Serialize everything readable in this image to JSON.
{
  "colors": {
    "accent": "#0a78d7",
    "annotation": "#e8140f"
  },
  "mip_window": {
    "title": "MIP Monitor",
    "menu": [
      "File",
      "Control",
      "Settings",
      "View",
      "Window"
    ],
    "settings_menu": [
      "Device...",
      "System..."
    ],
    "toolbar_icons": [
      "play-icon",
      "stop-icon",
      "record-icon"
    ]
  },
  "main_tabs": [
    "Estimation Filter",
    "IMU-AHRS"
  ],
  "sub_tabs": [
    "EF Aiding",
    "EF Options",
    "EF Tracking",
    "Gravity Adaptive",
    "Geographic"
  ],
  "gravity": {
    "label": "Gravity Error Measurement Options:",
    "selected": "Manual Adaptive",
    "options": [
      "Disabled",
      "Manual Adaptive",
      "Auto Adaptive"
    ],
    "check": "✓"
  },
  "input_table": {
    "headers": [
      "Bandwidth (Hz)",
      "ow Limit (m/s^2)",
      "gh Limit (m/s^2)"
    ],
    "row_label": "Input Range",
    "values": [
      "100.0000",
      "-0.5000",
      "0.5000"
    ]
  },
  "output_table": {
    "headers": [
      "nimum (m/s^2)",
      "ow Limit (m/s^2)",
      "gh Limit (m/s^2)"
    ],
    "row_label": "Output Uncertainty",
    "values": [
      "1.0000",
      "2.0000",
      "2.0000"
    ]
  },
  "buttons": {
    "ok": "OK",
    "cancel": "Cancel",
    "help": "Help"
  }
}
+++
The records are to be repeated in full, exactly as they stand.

* YOUR SOLUTION *
Serialize everything readable in this image to JSON.
{
  "colors": {
    "accent": "#0a78d7",
    "annotation": "#e8140f"
  },
  "mip_window": {
    "title": "MIP Monitor",
    "menu": [
      "File",
      "Control",
      "Settings",
      "View",
      "Window"
    ],
    "settings_menu": [
      "Device...",
      "System..."
    ],
    "toolbar_icons": [
      "play-icon",
      "stop-icon",
      "record-icon"
    ]
  },
  "main_tabs": [
    "Estimation Filter",
    "IMU-AHRS"
  ],
  "sub_tabs": [
    "EF Aiding",
    "EF Options",
    "EF Tracking",
    "Gravity Adaptive",
    "Geographic"
  ],
  "gravity": {
    "label": "Gravity Error Measurement Options:",
    "selected": "Manual Adaptive",
    "options": [
      "Disabled",
      "Manual Adaptive",
      "Auto Adaptive"
    ],
    "check": "✓"
  },
  "input_table": {
    "headers": [
      "Bandwidth (Hz)",
      "ow Limit (m/s^2)",
      "gh Limit (m/s^2)"
    ],
    "row_label": "Input Range",
    "values": [
      "100.0000",
      "-0.5000",
      "0.5000"
    ]
  },
  "output_table": {
    "headers": [
      "nimum (m/s^2)",
      "ow Limit (m/s^2)",
      "gh Limit (m/s^2)"
    ],
    "row_label": "Output Uncertainty",
    "values": [
      "1.0000",
      "2.0000",
      "2.0000"
    ]
  },
  "buttons": {
    "ok": "OK",
    "cancel": "Cancel",
    "help": "Help"
  }
}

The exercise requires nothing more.